Dataset excerpts
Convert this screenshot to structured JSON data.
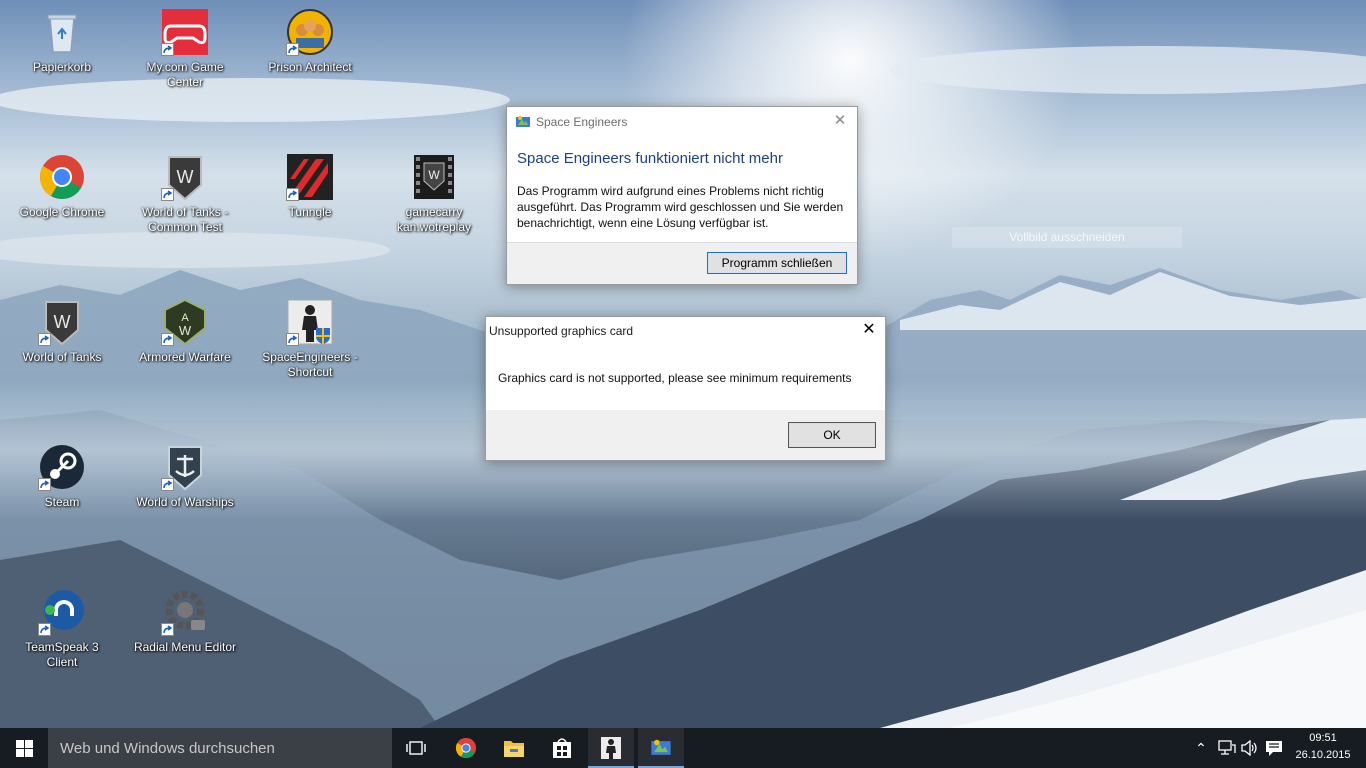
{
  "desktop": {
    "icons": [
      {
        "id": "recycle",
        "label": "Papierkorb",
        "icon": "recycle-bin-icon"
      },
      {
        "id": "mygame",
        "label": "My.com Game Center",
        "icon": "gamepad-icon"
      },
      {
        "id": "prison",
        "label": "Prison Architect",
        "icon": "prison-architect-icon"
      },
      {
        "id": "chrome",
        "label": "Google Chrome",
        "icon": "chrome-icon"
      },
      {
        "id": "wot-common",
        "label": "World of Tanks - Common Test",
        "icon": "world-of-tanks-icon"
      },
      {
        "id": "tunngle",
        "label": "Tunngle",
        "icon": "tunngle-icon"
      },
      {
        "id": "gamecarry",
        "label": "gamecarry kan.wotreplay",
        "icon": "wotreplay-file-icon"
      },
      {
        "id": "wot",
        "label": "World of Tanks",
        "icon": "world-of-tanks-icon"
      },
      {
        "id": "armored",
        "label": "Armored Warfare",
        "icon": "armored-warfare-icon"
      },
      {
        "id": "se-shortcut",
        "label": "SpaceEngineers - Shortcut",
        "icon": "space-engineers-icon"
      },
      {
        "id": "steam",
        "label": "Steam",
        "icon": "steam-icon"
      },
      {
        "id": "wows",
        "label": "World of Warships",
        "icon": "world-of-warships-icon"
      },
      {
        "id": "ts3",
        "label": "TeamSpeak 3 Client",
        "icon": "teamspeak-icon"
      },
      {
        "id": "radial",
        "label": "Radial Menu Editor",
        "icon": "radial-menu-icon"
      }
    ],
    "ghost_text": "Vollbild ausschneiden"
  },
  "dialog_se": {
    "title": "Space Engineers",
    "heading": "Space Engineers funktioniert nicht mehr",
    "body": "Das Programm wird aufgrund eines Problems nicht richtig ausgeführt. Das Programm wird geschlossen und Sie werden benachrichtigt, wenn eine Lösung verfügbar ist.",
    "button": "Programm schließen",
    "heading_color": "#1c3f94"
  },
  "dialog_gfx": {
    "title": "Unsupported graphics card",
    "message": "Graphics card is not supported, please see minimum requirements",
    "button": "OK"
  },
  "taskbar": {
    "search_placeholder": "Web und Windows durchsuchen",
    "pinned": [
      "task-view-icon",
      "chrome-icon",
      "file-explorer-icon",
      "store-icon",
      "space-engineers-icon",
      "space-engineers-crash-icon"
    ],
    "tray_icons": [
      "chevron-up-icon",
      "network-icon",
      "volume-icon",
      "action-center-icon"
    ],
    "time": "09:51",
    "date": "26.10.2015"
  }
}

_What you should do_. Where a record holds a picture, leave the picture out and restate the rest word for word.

_Task output_.
Convert this screenshot to structured JSON data.
{
  "desktop": {
    "icons": [
      {
        "id": "recycle",
        "label": "Papierkorb",
        "icon": "recycle-bin-icon"
      },
      {
        "id": "mygame",
        "label": "My.com Game Center",
        "icon": "gamepad-icon"
      },
      {
        "id": "prison",
        "label": "Prison Architect",
        "icon": "prison-architect-icon"
      },
      {
        "id": "chrome",
        "label": "Google Chrome",
        "icon": "chrome-icon"
      },
      {
        "id": "wot-common",
        "label": "World of Tanks - Common Test",
        "icon": "world-of-tanks-icon"
      },
      {
        "id": "tunngle",
        "label": "Tunngle",
        "icon": "tunngle-icon"
      },
      {
        "id": "gamecarry",
        "label": "gamecarry kan.wotreplay",
        "icon": "wotreplay-file-icon"
      },
      {
        "id": "wot",
        "label": "World of Tanks",
        "icon": "world-of-tanks-icon"
      },
      {
        "id": "armored",
        "label": "Armored Warfare",
        "icon": "armored-warfare-icon"
      },
      {
        "id": "se-shortcut",
        "label": "SpaceEngineers - Shortcut",
        "icon": "space-engineers-icon"
      },
      {
        "id": "steam",
        "label": "Steam",
        "icon": "steam-icon"
      },
      {
        "id": "wows",
        "label": "World of Warships",
        "icon": "world-of-warships-icon"
      },
      {
        "id": "ts3",
        "label": "TeamSpeak 3 Client",
        "icon": "teamspeak-icon"
      },
      {
        "id": "radial",
        "label": "Radial Menu Editor",
        "icon": "radial-menu-icon"
      }
    ],
    "ghost_text": "Vollbild ausschneiden"
  },
  "dialog_se": {
    "title": "Space Engineers",
    "heading": "Space Engineers funktioniert nicht mehr",
    "body": "Das Programm wird aufgrund eines Problems nicht richtig ausgeführt. Das Programm wird geschlossen und Sie werden benachrichtigt, wenn eine Lösung verfügbar ist.",
    "button": "Programm schließen",
    "heading_color": "#1c3f94"
  },
  "dialog_gfx": {
    "title": "Unsupported graphics card",
    "message": "Graphics card is not supported, please see minimum requirements",
    "button": "OK"
  },
  "taskbar": {
    "search_placeholder": "Web und Windows durchsuchen",
    "pinned": [
      "task-view-icon",
      "chrome-icon",
      "file-explorer-icon",
      "store-icon",
      "space-engineers-icon",
      "space-engineers-crash-icon"
    ],
    "tray_icons": [
      "chevron-up-icon",
      "network-icon",
      "volume-icon",
      "action-center-icon"
    ],
    "time": "09:51",
    "date": "26.10.2015"
  }
}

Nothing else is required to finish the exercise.